→ Problem to work on: Give the number of lines in the data below where the string "title" occurs, and nothing else.

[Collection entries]
---
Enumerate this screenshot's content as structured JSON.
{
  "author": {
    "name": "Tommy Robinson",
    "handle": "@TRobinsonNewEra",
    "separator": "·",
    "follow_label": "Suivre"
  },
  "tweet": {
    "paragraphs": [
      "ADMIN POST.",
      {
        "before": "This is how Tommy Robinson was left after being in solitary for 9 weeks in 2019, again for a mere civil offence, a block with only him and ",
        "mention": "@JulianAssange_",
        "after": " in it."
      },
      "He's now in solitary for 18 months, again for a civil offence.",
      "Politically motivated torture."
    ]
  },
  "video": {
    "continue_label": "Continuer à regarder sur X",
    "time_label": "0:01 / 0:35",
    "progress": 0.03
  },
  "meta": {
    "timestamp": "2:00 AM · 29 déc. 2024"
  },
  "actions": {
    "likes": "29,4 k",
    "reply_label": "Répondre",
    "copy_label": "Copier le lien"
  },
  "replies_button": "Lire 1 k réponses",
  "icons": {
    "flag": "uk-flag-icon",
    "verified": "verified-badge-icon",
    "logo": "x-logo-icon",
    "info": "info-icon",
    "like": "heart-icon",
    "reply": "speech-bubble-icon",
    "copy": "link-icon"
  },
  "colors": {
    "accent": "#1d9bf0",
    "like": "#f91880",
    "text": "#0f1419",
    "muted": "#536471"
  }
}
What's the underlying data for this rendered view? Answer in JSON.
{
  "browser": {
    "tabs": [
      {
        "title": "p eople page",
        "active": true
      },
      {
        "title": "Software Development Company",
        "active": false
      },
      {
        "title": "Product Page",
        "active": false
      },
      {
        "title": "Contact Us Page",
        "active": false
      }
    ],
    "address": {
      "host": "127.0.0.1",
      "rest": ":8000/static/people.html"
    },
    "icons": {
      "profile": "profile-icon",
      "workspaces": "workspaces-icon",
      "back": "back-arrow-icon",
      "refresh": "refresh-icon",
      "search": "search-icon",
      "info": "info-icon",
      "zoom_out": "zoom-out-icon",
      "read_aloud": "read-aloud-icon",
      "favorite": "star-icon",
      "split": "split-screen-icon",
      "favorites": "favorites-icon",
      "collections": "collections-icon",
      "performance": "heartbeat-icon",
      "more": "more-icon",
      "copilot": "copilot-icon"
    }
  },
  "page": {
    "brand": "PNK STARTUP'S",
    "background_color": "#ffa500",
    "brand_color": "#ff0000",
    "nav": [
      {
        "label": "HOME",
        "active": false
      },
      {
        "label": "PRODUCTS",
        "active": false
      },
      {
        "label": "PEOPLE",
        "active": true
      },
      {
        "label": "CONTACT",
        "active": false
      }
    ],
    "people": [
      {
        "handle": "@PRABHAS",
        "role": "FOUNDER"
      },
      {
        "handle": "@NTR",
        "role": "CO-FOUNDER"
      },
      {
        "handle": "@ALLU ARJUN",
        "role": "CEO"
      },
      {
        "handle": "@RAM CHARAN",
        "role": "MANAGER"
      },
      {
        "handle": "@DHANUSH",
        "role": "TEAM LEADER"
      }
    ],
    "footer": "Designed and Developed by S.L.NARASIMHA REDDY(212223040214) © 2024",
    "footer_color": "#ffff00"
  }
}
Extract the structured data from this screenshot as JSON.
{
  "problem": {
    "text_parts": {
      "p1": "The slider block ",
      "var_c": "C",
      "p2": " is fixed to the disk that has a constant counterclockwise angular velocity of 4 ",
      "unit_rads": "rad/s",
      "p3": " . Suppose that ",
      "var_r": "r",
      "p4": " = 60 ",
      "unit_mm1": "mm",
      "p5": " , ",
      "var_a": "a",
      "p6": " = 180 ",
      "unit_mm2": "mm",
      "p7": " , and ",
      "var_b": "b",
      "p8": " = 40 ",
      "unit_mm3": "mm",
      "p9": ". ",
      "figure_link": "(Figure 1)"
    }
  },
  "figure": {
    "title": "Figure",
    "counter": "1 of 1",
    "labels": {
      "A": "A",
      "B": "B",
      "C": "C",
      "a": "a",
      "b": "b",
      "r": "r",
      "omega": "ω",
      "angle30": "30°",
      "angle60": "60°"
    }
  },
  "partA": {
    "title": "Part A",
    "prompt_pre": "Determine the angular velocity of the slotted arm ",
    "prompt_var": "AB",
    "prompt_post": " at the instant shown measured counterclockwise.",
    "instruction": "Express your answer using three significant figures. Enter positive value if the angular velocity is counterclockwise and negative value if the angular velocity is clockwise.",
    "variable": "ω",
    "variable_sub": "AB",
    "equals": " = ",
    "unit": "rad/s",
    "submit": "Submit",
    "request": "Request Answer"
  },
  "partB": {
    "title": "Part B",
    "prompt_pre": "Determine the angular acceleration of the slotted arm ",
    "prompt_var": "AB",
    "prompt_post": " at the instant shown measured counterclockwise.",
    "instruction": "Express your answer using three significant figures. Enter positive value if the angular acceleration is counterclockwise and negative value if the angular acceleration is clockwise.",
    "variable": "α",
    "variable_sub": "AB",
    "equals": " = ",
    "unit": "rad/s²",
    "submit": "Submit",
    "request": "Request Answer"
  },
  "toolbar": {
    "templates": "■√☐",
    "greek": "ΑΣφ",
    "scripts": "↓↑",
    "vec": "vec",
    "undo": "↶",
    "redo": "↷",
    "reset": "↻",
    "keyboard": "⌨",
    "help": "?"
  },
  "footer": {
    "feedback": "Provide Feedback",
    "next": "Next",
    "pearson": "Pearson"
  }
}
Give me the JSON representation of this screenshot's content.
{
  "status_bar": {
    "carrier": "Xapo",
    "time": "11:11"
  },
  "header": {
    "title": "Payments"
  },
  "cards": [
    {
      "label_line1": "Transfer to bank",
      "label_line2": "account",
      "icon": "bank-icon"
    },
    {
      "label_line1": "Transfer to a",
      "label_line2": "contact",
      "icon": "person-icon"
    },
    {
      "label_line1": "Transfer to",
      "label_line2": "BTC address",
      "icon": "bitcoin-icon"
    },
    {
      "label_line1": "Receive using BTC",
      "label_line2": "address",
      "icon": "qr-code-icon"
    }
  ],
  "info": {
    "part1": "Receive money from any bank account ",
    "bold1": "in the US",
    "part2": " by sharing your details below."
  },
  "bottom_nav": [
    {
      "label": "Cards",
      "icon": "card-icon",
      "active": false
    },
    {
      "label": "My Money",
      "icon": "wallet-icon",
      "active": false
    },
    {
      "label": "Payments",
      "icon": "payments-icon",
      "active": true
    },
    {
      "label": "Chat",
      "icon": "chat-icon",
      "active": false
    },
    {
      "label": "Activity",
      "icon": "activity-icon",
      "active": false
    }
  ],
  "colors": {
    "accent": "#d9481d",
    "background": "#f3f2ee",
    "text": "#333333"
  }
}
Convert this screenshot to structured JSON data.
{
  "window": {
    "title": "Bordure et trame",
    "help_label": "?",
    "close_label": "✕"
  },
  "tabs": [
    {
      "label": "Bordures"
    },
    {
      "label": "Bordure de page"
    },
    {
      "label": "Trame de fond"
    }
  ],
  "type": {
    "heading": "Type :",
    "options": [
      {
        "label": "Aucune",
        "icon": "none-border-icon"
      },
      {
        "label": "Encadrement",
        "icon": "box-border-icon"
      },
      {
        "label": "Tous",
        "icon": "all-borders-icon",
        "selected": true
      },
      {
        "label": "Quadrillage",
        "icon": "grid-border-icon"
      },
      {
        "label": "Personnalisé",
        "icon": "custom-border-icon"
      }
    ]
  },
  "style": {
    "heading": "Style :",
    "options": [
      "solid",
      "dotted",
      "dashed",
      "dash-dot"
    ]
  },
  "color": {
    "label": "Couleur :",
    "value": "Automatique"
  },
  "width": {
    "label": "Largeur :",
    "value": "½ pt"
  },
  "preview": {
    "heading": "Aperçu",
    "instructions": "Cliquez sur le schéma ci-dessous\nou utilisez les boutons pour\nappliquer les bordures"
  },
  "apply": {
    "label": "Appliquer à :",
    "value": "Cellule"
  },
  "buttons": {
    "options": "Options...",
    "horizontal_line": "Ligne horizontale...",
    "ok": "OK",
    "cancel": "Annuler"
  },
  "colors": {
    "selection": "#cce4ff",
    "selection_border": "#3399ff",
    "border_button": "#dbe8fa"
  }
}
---
→ Solution to the problem: 9